[Records drawn from a dataset]
=== Begin Enclosure ===

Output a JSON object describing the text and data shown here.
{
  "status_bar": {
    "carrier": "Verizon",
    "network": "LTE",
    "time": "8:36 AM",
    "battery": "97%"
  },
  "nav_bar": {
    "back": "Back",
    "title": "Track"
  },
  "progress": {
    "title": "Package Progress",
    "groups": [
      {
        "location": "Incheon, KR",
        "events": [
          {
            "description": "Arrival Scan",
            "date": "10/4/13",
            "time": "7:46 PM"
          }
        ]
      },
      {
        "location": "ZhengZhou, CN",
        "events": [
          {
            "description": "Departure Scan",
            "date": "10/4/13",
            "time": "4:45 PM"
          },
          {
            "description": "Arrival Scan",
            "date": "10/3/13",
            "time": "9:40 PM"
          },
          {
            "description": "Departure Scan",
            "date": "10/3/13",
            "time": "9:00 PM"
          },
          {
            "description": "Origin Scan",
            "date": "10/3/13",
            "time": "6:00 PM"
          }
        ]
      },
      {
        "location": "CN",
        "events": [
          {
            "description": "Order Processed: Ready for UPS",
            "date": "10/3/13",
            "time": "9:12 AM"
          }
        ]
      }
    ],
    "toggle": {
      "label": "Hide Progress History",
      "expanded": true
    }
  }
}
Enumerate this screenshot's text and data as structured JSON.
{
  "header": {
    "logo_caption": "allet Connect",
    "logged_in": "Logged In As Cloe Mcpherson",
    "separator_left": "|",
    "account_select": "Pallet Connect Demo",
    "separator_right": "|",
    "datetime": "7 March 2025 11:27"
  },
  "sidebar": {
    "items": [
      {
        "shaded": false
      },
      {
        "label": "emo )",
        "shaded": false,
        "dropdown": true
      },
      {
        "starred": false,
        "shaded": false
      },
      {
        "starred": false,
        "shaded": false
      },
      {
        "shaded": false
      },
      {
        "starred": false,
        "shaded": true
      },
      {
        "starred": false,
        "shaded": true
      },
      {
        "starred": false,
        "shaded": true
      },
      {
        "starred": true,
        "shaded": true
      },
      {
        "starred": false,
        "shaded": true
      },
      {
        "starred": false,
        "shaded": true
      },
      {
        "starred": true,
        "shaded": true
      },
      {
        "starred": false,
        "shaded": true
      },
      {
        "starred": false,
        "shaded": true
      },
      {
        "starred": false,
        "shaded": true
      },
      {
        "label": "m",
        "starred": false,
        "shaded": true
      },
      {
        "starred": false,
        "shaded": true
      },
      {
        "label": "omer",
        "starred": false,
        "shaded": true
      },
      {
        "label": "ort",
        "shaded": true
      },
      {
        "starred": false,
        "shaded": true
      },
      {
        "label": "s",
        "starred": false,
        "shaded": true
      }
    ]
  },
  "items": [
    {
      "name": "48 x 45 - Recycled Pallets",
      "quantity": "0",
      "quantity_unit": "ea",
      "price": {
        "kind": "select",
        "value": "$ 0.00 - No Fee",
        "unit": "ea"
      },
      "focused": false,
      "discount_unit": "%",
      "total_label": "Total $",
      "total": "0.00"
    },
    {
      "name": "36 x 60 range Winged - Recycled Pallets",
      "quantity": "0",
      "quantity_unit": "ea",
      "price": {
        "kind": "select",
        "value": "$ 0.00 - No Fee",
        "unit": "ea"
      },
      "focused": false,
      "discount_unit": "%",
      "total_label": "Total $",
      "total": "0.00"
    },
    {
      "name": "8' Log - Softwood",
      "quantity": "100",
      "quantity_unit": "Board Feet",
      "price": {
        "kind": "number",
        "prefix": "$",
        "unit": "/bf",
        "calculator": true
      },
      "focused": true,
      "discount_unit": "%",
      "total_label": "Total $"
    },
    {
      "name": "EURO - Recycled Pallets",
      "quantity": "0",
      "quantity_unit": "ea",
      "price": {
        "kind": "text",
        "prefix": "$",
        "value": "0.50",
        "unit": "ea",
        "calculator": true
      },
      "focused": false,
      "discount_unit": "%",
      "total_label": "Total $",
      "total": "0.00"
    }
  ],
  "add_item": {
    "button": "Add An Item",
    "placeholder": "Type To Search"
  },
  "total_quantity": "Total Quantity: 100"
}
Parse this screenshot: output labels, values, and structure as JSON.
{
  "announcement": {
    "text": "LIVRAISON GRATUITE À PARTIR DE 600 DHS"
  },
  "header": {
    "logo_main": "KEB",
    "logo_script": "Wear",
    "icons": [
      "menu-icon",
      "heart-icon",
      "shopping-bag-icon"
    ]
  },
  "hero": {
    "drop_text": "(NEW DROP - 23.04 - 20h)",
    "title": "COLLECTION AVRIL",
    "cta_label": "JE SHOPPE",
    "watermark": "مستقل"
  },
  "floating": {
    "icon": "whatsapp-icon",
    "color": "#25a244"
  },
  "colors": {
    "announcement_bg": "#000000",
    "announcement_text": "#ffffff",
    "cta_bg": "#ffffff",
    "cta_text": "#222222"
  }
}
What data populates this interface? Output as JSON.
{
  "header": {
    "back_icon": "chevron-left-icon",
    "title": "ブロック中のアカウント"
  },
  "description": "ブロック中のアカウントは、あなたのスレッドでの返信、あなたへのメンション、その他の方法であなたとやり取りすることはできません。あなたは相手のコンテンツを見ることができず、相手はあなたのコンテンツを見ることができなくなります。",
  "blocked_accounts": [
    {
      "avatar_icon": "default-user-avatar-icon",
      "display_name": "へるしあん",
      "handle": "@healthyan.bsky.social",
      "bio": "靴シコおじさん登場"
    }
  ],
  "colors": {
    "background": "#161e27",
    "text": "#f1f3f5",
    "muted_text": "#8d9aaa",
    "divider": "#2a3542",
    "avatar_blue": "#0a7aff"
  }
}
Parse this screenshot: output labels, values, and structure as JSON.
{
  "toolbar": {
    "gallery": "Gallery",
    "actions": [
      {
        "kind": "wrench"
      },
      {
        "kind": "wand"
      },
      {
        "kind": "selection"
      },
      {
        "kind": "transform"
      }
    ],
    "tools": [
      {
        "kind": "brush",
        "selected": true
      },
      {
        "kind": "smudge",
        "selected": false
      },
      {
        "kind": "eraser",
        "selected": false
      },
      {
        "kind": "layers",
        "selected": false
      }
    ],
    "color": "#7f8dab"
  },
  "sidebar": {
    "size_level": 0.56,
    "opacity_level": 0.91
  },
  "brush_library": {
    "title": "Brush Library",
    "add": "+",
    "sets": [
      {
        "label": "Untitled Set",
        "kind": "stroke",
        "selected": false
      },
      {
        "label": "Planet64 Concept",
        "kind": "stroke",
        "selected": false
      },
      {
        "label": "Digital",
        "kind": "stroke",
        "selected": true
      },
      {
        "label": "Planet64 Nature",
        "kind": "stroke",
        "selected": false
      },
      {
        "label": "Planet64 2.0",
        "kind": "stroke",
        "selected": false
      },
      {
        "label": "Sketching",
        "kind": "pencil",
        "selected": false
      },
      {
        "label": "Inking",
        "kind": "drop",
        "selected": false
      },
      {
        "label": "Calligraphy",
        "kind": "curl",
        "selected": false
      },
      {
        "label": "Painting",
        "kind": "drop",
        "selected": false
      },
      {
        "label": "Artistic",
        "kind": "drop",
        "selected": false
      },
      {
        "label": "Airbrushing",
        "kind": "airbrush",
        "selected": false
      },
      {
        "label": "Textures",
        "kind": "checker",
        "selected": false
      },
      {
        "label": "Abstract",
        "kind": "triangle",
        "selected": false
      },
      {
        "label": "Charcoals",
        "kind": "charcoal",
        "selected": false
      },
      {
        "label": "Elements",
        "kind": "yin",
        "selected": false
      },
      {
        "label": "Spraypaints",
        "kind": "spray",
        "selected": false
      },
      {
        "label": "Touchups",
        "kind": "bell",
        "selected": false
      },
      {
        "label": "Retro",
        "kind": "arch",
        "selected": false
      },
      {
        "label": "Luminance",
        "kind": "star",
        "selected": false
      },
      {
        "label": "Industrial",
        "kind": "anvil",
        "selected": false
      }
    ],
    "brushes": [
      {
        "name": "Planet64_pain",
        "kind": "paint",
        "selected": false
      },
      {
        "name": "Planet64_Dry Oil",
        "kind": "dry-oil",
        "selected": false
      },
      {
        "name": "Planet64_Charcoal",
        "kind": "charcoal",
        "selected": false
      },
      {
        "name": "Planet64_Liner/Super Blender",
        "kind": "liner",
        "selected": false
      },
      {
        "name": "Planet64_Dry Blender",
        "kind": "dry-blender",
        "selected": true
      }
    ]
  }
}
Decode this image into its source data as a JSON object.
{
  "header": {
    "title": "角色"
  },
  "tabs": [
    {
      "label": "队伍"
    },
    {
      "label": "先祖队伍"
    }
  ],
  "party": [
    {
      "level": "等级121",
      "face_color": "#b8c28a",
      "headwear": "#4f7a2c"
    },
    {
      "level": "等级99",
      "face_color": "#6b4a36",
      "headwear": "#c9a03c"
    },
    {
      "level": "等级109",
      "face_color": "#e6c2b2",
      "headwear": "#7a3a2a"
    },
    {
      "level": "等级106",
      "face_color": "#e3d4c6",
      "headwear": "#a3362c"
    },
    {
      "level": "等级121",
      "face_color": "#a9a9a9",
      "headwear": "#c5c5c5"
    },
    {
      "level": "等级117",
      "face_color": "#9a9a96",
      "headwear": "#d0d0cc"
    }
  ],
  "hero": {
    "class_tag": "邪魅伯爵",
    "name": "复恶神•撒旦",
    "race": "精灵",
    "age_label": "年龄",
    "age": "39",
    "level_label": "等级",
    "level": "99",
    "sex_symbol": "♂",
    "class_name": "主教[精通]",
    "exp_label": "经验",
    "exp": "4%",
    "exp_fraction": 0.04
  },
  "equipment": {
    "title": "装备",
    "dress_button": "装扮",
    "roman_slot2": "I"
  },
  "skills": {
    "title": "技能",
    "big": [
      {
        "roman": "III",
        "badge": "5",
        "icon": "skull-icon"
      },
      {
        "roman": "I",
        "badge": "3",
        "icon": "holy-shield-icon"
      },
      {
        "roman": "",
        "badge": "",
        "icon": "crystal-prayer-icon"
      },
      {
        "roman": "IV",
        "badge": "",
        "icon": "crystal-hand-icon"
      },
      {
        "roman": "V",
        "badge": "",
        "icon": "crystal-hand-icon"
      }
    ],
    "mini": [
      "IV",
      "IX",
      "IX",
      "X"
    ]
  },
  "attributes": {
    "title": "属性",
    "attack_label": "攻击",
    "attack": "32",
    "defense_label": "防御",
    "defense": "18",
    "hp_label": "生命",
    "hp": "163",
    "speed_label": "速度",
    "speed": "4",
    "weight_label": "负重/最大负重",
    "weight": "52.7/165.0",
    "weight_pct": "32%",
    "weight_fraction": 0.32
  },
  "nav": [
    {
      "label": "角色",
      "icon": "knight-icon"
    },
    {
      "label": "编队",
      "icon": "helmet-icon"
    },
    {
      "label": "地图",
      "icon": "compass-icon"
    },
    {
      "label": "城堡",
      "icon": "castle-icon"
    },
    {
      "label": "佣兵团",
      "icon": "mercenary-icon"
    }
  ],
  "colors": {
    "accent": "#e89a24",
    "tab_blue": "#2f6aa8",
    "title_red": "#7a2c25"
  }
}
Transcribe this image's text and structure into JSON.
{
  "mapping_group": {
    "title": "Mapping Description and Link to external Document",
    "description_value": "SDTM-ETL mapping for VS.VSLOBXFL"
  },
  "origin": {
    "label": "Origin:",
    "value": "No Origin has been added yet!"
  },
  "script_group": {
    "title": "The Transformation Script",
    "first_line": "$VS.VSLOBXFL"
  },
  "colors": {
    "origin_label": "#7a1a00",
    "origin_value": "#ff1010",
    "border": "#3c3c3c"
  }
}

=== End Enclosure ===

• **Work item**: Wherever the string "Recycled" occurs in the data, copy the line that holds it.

• **Answer box**:
      "name": "48 x 45 - Recycled Pallets",
      "name": "36 x 60 range Winged - Recycled Pallets",
      "name": "EURO - Recycled Pallets",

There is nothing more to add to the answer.